- **Work required**: Return each record unchanged and drop the images.

Dataset rows describing interfaces
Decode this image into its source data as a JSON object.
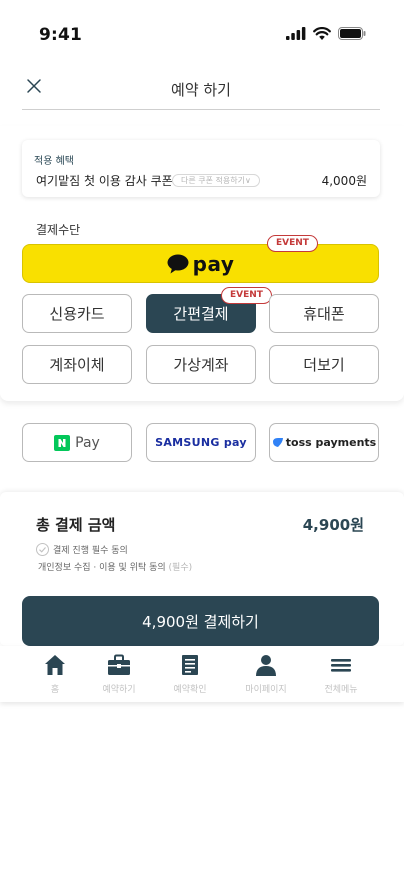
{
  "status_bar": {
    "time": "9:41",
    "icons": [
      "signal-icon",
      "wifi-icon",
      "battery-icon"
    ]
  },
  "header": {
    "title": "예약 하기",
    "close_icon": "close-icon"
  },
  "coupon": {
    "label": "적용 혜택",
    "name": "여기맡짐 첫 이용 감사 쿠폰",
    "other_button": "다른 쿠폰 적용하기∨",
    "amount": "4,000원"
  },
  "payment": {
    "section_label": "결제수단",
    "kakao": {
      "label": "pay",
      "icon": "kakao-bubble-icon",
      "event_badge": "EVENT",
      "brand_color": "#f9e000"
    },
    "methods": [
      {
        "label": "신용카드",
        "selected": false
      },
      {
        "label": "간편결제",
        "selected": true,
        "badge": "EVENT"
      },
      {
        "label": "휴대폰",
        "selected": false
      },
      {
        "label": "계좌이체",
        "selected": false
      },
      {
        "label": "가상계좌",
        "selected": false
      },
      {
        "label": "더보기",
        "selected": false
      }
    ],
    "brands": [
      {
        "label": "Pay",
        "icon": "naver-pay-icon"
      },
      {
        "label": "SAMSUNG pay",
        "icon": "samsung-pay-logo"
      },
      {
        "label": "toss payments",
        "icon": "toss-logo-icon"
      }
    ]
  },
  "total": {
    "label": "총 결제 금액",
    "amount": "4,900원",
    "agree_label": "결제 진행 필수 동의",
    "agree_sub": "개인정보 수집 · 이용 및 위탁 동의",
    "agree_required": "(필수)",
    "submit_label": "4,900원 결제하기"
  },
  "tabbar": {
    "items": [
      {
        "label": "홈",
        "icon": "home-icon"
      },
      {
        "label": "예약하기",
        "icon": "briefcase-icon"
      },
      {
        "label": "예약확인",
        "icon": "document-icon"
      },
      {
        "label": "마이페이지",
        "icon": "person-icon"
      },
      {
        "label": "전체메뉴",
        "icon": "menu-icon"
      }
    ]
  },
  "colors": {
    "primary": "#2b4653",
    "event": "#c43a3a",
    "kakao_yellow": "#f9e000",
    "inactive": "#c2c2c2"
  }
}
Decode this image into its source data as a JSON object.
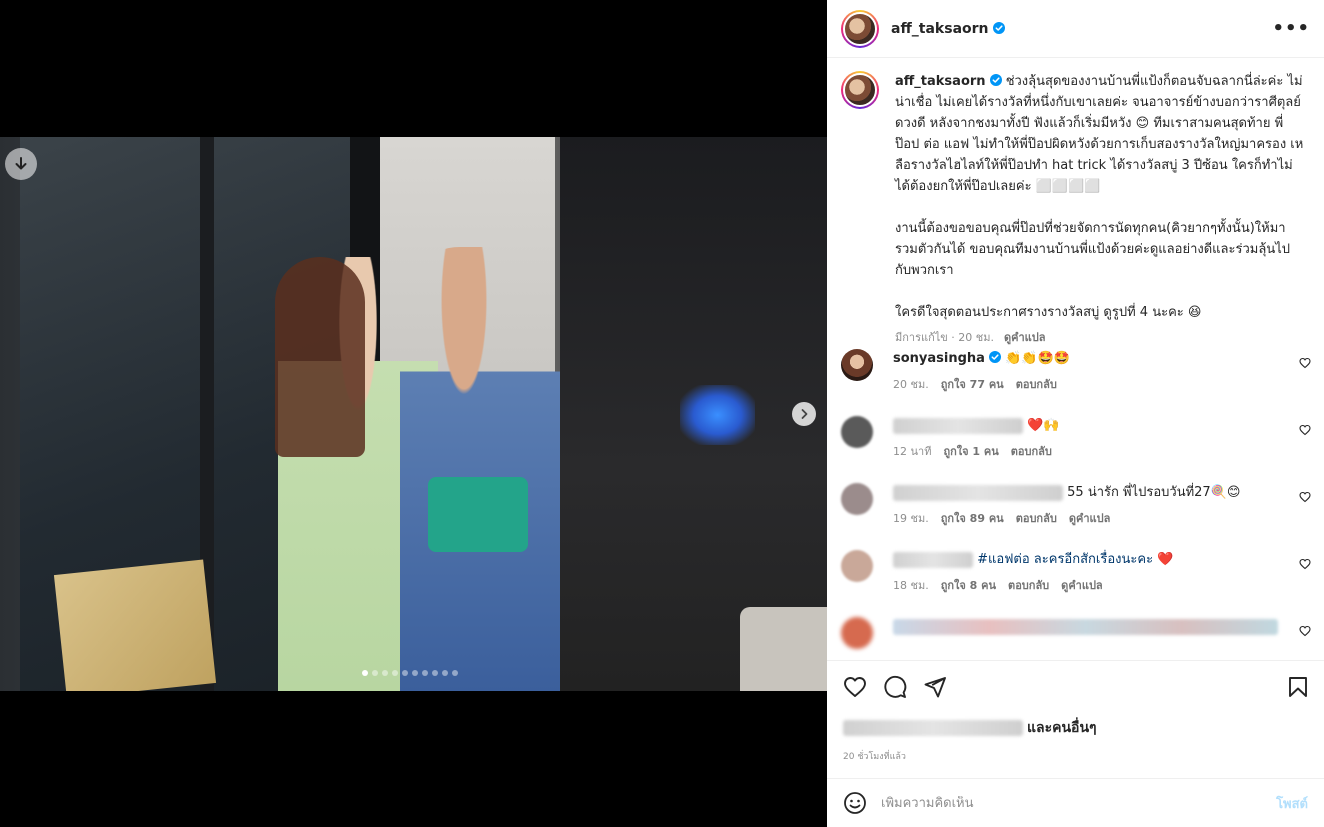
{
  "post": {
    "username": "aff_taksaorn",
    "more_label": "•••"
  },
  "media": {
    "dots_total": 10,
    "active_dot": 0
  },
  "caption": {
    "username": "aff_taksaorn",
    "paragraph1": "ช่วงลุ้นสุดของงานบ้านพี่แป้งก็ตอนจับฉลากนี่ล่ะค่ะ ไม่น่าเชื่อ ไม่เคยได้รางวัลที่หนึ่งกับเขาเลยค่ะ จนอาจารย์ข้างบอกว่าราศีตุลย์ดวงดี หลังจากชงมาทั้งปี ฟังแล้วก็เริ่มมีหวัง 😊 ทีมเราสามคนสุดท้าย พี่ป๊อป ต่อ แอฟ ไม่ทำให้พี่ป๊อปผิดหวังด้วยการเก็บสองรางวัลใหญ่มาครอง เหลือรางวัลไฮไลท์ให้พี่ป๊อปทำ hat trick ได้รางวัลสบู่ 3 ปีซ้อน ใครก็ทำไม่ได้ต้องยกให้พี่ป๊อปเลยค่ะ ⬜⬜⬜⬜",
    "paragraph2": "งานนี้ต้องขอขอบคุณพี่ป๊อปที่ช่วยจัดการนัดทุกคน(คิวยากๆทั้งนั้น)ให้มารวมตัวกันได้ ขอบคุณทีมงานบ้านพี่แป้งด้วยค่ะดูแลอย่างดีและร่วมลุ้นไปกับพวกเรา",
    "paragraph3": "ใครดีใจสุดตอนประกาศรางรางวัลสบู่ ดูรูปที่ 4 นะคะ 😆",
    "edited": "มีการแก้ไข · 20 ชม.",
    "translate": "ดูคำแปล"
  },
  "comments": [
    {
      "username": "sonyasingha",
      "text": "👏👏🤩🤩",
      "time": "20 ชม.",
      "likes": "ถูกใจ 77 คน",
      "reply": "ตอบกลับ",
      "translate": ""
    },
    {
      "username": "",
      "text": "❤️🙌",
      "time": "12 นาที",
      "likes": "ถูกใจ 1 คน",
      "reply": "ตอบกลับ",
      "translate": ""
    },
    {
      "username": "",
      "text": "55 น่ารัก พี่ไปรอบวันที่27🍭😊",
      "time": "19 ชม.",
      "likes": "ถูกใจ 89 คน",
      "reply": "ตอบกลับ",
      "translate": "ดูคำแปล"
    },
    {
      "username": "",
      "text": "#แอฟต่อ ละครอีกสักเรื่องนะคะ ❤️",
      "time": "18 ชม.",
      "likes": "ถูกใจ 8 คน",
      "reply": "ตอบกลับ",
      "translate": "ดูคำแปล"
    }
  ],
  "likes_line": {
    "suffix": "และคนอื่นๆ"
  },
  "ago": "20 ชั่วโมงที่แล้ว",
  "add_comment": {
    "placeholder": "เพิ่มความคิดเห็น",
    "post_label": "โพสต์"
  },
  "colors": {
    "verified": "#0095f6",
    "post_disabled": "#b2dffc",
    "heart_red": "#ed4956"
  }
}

- **Answer area**:
Decode this image into its source data as a JSON object.
{
  "status_bar": {
    "time": "9:41",
    "icons": [
      "signal-icon",
      "wifi-icon",
      "battery-icon"
    ]
  },
  "header": {
    "title": "예약 하기",
    "close_icon": "close-icon"
  },
  "coupon": {
    "label": "적용 혜택",
    "name": "여기맡짐 첫 이용 감사 쿠폰",
    "other_button": "다른 쿠폰 적용하기∨",
    "amount": "4,000원"
  },
  "payment": {
    "section_label": "결제수단",
    "kakao": {
      "label": "pay",
      "icon": "kakao-bubble-icon",
      "event_badge": "EVENT",
      "brand_color": "#f9e000"
    },
    "methods": [
      {
        "label": "신용카드",
        "selected": false
      },
      {
        "label": "간편결제",
        "selected": true,
        "badge": "EVENT"
      },
      {
        "label": "휴대폰",
        "selected": false
      },
      {
        "label": "계좌이체",
        "selected": false
      },
      {
        "label": "가상계좌",
        "selected": false
      },
      {
        "label": "더보기",
        "selected": false
      }
    ],
    "brands": [
      {
        "label": "Pay",
        "icon": "naver-pay-icon"
      },
      {
        "label": "SAMSUNG pay",
        "icon": "samsung-pay-logo"
      },
      {
        "label": "toss payments",
        "icon": "toss-logo-icon"
      }
    ]
  },
  "total": {
    "label": "총 결제 금액",
    "amount": "4,900원",
    "agree_label": "결제 진행 필수 동의",
    "agree_sub": "개인정보 수집 · 이용 및 위탁 동의",
    "agree_required": "(필수)",
    "submit_label": "4,900원 결제하기"
  },
  "tabbar": {
    "items": [
      {
        "label": "홈",
        "icon": "home-icon"
      },
      {
        "label": "예약하기",
        "icon": "briefcase-icon"
      },
      {
        "label": "예약확인",
        "icon": "document-icon"
      },
      {
        "label": "마이페이지",
        "icon": "person-icon"
      },
      {
        "label": "전체메뉴",
        "icon": "menu-icon"
      }
    ]
  },
  "colors": {
    "primary": "#2b4653",
    "event": "#c43a3a",
    "kakao_yellow": "#f9e000",
    "inactive": "#c2c2c2"
  }
}
Decode this image into its source data as a JSON object.
{
  "post": {
    "username": "aff_taksaorn",
    "more_label": "•••"
  },
  "media": {
    "dots_total": 10,
    "active_dot": 0
  },
  "caption": {
    "username": "aff_taksaorn",
    "paragraph1": "ช่วงลุ้นสุดของงานบ้านพี่แป้งก็ตอนจับฉลากนี่ล่ะค่ะ ไม่น่าเชื่อ ไม่เคยได้รางวัลที่หนึ่งกับเขาเลยค่ะ จนอาจารย์ข้างบอกว่าราศีตุลย์ดวงดี หลังจากชงมาทั้งปี ฟังแล้วก็เริ่มมีหวัง 😊 ทีมเราสามคนสุดท้าย พี่ป๊อป ต่อ แอฟ ไม่ทำให้พี่ป๊อปผิดหวังด้วยการเก็บสองรางวัลใหญ่มาครอง เหลือรางวัลไฮไลท์ให้พี่ป๊อปทำ hat trick ได้รางวัลสบู่ 3 ปีซ้อน ใครก็ทำไม่ได้ต้องยกให้พี่ป๊อปเลยค่ะ ⬜⬜⬜⬜",
    "paragraph2": "งานนี้ต้องขอขอบคุณพี่ป๊อปที่ช่วยจัดการนัดทุกคน(คิวยากๆทั้งนั้น)ให้มารวมตัวกันได้ ขอบคุณทีมงานบ้านพี่แป้งด้วยค่ะดูแลอย่างดีและร่วมลุ้นไปกับพวกเรา",
    "paragraph3": "ใครดีใจสุดตอนประกาศรางรางวัลสบู่ ดูรูปที่ 4 นะคะ 😆",
    "edited": "มีการแก้ไข · 20 ชม.",
    "translate": "ดูคำแปล"
  },
  "comments": [
    {
      "username": "sonyasingha",
      "text": "👏👏🤩🤩",
      "time": "20 ชม.",
      "likes": "ถูกใจ 77 คน",
      "reply": "ตอบกลับ",
      "translate": ""
    },
    {
      "username": "",
      "text": "❤️🙌",
      "time": "12 นาที",
      "likes": "ถูกใจ 1 คน",
      "reply": "ตอบกลับ",
      "translate": ""
    },
    {
      "username": "",
      "text": "55 น่ารัก พี่ไปรอบวันที่27🍭😊",
      "time": "19 ชม.",
      "likes": "ถูกใจ 89 คน",
      "reply": "ตอบกลับ",
      "translate": "ดูคำแปล"
    },
    {
      "username": "",
      "text": "#แอฟต่อ ละครอีกสักเรื่องนะคะ ❤️",
      "time": "18 ชม.",
      "likes": "ถูกใจ 8 คน",
      "reply": "ตอบกลับ",
      "translate": "ดูคำแปล"
    }
  ],
  "likes_line": {
    "suffix": "และคนอื่นๆ"
  },
  "ago": "20 ชั่วโมงที่แล้ว",
  "add_comment": {
    "placeholder": "เพิ่มความคิดเห็น",
    "post_label": "โพสต์"
  },
  "colors": {
    "verified": "#0095f6",
    "post_disabled": "#b2dffc",
    "heart_red": "#ed4956"
  }
}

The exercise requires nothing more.